Task: Nothing but the records beneath, reproduced exactly, should appear in the answer.

[Excerpts from an interface dataset]

= = = = = = =

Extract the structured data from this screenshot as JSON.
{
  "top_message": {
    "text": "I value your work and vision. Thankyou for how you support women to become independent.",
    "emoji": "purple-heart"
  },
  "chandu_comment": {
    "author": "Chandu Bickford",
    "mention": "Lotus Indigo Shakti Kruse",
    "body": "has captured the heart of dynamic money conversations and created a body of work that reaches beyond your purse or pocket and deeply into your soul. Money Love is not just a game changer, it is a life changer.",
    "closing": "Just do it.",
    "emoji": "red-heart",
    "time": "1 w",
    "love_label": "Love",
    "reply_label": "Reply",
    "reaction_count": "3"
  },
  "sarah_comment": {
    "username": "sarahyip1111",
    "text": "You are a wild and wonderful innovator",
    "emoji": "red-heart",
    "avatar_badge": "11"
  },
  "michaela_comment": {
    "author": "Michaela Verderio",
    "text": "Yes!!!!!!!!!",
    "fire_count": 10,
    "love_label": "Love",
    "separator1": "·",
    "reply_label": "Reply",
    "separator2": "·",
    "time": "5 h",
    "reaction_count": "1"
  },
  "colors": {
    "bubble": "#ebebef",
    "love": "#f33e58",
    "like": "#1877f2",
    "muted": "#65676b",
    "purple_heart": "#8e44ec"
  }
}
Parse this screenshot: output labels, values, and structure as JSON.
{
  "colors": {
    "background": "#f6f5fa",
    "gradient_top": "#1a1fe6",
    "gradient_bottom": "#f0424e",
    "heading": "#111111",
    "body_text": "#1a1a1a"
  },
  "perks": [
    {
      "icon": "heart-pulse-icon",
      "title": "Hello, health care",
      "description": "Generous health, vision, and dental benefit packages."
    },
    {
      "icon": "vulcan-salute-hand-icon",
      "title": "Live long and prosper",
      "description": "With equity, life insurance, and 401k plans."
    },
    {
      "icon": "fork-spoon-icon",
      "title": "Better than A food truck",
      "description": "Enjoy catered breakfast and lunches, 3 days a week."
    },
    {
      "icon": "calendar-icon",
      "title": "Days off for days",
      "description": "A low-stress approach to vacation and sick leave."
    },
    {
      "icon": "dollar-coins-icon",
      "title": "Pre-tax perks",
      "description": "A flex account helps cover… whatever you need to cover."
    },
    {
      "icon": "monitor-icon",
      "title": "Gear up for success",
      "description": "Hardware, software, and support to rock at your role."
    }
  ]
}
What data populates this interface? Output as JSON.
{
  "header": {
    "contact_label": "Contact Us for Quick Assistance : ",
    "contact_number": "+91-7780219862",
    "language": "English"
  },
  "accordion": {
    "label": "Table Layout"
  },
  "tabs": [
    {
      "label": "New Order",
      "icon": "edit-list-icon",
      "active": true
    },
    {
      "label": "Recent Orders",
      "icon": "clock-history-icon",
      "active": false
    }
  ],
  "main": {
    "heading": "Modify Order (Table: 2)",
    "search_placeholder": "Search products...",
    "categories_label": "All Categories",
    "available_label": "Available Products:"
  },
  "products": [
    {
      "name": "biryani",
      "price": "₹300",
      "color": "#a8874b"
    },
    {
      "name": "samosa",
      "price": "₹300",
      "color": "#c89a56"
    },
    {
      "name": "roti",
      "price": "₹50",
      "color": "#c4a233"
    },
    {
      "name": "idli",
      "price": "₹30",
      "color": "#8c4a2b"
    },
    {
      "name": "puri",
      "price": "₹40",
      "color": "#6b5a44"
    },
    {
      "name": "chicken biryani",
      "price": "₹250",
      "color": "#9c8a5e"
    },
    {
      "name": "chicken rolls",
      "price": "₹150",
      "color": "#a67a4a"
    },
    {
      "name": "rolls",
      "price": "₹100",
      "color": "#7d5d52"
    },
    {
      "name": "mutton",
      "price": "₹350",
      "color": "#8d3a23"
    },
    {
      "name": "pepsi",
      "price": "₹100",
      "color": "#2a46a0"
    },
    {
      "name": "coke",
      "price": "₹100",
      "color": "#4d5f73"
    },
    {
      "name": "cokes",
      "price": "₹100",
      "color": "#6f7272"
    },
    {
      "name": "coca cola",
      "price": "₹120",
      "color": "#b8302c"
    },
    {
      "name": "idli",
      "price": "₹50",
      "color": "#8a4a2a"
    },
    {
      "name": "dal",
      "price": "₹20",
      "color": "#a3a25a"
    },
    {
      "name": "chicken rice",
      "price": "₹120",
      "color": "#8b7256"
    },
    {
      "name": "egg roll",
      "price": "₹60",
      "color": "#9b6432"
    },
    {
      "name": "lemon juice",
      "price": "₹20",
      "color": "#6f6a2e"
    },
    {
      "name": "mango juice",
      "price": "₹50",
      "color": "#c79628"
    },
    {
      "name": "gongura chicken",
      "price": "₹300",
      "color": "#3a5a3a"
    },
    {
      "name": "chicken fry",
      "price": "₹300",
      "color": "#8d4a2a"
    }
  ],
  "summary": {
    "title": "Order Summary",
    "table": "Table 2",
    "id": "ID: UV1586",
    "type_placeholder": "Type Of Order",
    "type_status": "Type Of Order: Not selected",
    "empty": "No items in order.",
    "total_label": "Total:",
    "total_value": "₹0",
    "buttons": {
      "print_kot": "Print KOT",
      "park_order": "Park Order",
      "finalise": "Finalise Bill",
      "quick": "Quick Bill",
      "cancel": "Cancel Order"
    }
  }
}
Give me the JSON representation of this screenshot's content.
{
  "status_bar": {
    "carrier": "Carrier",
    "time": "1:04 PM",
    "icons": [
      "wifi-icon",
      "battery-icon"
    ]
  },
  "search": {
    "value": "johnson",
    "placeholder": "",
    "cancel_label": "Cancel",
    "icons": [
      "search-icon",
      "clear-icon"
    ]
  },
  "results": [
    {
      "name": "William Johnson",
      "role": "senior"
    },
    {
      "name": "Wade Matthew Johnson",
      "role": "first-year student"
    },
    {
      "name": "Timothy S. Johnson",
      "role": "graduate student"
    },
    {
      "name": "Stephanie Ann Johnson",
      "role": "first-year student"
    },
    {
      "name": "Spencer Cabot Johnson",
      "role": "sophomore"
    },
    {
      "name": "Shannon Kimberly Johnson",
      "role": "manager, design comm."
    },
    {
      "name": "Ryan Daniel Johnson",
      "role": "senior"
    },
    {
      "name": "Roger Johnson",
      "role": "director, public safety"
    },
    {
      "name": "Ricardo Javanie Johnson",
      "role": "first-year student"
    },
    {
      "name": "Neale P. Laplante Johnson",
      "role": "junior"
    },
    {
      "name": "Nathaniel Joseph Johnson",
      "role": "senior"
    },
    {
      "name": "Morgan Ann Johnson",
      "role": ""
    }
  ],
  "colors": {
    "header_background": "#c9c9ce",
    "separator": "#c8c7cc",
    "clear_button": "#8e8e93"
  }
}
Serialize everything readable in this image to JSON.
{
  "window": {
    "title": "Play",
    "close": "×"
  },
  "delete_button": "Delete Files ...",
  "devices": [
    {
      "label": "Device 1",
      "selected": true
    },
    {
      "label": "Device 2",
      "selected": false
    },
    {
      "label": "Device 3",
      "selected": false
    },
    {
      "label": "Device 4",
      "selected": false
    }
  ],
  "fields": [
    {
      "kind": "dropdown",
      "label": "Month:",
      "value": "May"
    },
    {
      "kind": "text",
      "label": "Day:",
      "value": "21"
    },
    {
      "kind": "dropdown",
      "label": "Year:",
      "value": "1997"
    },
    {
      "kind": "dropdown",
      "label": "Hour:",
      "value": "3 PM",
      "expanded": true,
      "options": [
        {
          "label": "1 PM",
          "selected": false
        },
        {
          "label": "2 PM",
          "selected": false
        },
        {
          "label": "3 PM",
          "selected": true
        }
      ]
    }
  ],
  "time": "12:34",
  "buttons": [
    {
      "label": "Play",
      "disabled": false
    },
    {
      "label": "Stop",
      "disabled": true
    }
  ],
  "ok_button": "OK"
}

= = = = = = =

Response for this exercise:
Extract the structured data from this screenshot as JSON.
{
  "top_message": {
    "text": "I value your work and vision. Thankyou for how you support women to become independent.",
    "emoji": "purple-heart"
  },
  "chandu_comment": {
    "author": "Chandu Bickford",
    "mention": "Lotus Indigo Shakti Kruse",
    "body": "has captured the heart of dynamic money conversations and created a body of work that reaches beyond your purse or pocket and deeply into your soul. Money Love is not just a game changer, it is a life changer.",
    "closing": "Just do it.",
    "emoji": "red-heart",
    "time": "1 w",
    "love_label": "Love",
    "reply_label": "Reply",
    "reaction_count": "3"
  },
  "sarah_comment": {
    "username": "sarahyip1111",
    "text": "You are a wild and wonderful innovator",
    "emoji": "red-heart",
    "avatar_badge": "11"
  },
  "michaela_comment": {
    "author": "Michaela Verderio",
    "text": "Yes!!!!!!!!!",
    "fire_count": 10,
    "love_label": "Love",
    "separator1": "·",
    "reply_label": "Reply",
    "separator2": "·",
    "time": "5 h",
    "reaction_count": "1"
  },
  "colors": {
    "bubble": "#ebebef",
    "love": "#f33e58",
    "like": "#1877f2",
    "muted": "#65676b",
    "purple_heart": "#8e44ec"
  }
}
Parse this screenshot: output labels, values, and structure as JSON.
{
  "colors": {
    "background": "#f6f5fa",
    "gradient_top": "#1a1fe6",
    "gradient_bottom": "#f0424e",
    "heading": "#111111",
    "body_text": "#1a1a1a"
  },
  "perks": [
    {
      "icon": "heart-pulse-icon",
      "title": "Hello, health care",
      "description": "Generous health, vision, and dental benefit packages."
    },
    {
      "icon": "vulcan-salute-hand-icon",
      "title": "Live long and prosper",
      "description": "With equity, life insurance, and 401k plans."
    },
    {
      "icon": "fork-spoon-icon",
      "title": "Better than A food truck",
      "description": "Enjoy catered breakfast and lunches, 3 days a week."
    },
    {
      "icon": "calendar-icon",
      "title": "Days off for days",
      "description": "A low-stress approach to vacation and sick leave."
    },
    {
      "icon": "dollar-coins-icon",
      "title": "Pre-tax perks",
      "description": "A flex account helps cover… whatever you need to cover."
    },
    {
      "icon": "monitor-icon",
      "title": "Gear up for success",
      "description": "Hardware, software, and support to rock at your role."
    }
  ]
}
What data populates this interface? Output as JSON.
{
  "header": {
    "contact_label": "Contact Us for Quick Assistance : ",
    "contact_number": "+91-7780219862",
    "language": "English"
  },
  "accordion": {
    "label": "Table Layout"
  },
  "tabs": [
    {
      "label": "New Order",
      "icon": "edit-list-icon",
      "active": true
    },
    {
      "label": "Recent Orders",
      "icon": "clock-history-icon",
      "active": false
    }
  ],
  "main": {
    "heading": "Modify Order (Table: 2)",
    "search_placeholder": "Search products...",
    "categories_label": "All Categories",
    "available_label": "Available Products:"
  },
  "products": [
    {
      "name": "biryani",
      "price": "₹300",
      "color": "#a8874b"
    },
    {
      "name": "samosa",
      "price": "₹300",
      "color": "#c89a56"
    },
    {
      "name": "roti",
      "price": "₹50",
      "color": "#c4a233"
    },
    {
      "name": "idli",
      "price": "₹30",
      "color": "#8c4a2b"
    },
    {
      "name": "puri",
      "price": "₹40",
      "color": "#6b5a44"
    },
    {
      "name": "chicken biryani",
      "price": "₹250",
      "color": "#9c8a5e"
    },
    {
      "name": "chicken rolls",
      "price": "₹150",
      "color": "#a67a4a"
    },
    {
      "name": "rolls",
      "price": "₹100",
      "color": "#7d5d52"
    },
    {
      "name": "mutton",
      "price": "₹350",
      "color": "#8d3a23"
    },
    {
      "name": "pepsi",
      "price": "₹100",
      "color": "#2a46a0"
    },
    {
      "name": "coke",
      "price": "₹100",
      "color": "#4d5f73"
    },
    {
      "name": "cokes",
      "price": "₹100",
      "color": "#6f7272"
    },
    {
      "name": "coca cola",
      "price": "₹120",
      "color": "#b8302c"
    },
    {
      "name": "idli",
      "price": "₹50",
      "color": "#8a4a2a"
    },
    {
      "name": "dal",
      "price": "₹20",
      "color": "#a3a25a"
    },
    {
      "name": "chicken rice",
      "price": "₹120",
      "color": "#8b7256"
    },
    {
      "name": "egg roll",
      "price": "₹60",
      "color": "#9b6432"
    },
    {
      "name": "lemon juice",
      "price": "₹20",
      "color": "#6f6a2e"
    },
    {
      "name": "mango juice",
      "price": "₹50",
      "color": "#c79628"
    },
    {
      "name": "gongura chicken",
      "price": "₹300",
      "color": "#3a5a3a"
    },
    {
      "name": "chicken fry",
      "price": "₹300",
      "color": "#8d4a2a"
    }
  ],
  "summary": {
    "title": "Order Summary",
    "table": "Table 2",
    "id": "ID: UV1586",
    "type_placeholder": "Type Of Order",
    "type_status": "Type Of Order: Not selected",
    "empty": "No items in order.",
    "total_label": "Total:",
    "total_value": "₹0",
    "buttons": {
      "print_kot": "Print KOT",
      "park_order": "Park Order",
      "finalise": "Finalise Bill",
      "quick": "Quick Bill",
      "cancel": "Cancel Order"
    }
  }
}
Give me the JSON representation of this screenshot's content.
{
  "status_bar": {
    "carrier": "Carrier",
    "time": "1:04 PM",
    "icons": [
      "wifi-icon",
      "battery-icon"
    ]
  },
  "search": {
    "value": "johnson",
    "placeholder": "",
    "cancel_label": "Cancel",
    "icons": [
      "search-icon",
      "clear-icon"
    ]
  },
  "results": [
    {
      "name": "William Johnson",
      "role": "senior"
    },
    {
      "name": "Wade Matthew Johnson",
      "role": "first-year student"
    },
    {
      "name": "Timothy S. Johnson",
      "role": "graduate student"
    },
    {
      "name": "Stephanie Ann Johnson",
      "role": "first-year student"
    },
    {
      "name": "Spencer Cabot Johnson",
      "role": "sophomore"
    },
    {
      "name": "Shannon Kimberly Johnson",
      "role": "manager, design comm."
    },
    {
      "name": "Ryan Daniel Johnson",
      "role": "senior"
    },
    {
      "name": "Roger Johnson",
      "role": "director, public safety"
    },
    {
      "name": "Ricardo Javanie Johnson",
      "role": "first-year student"
    },
    {
      "name": "Neale P. Laplante Johnson",
      "role": "junior"
    },
    {
      "name": "Nathaniel Joseph Johnson",
      "role": "senior"
    },
    {
      "name": "Morgan Ann Johnson",
      "role": ""
    }
  ],
  "colors": {
    "header_background": "#c9c9ce",
    "separator": "#c8c7cc",
    "clear_button": "#8e8e93"
  }
}
Serialize everything readable in this image to JSON.
{
  "window": {
    "title": "Play",
    "close": "×"
  },
  "delete_button": "Delete Files ...",
  "devices": [
    {
      "label": "Device 1",
      "selected": true
    },
    {
      "label": "Device 2",
      "selected": false
    },
    {
      "label": "Device 3",
      "selected": false
    },
    {
      "label": "Device 4",
      "selected": false
    }
  ],
  "fields": [
    {
      "kind": "dropdown",
      "label": "Month:",
      "value": "May"
    },
    {
      "kind": "text",
      "label": "Day:",
      "value": "21"
    },
    {
      "kind": "dropdown",
      "label": "Year:",
      "value": "1997"
    },
    {
      "kind": "dropdown",
      "label": "Hour:",
      "value": "3 PM",
      "expanded": true,
      "options": [
        {
          "label": "1 PM",
          "selected": false
        },
        {
          "label": "2 PM",
          "selected": false
        },
        {
          "label": "3 PM",
          "selected": true
        }
      ]
    }
  ],
  "time": "12:34",
  "buttons": [
    {
      "label": "Play",
      "disabled": false
    },
    {
      "label": "Stop",
      "disabled": true
    }
  ],
  "ok_button": "OK"
}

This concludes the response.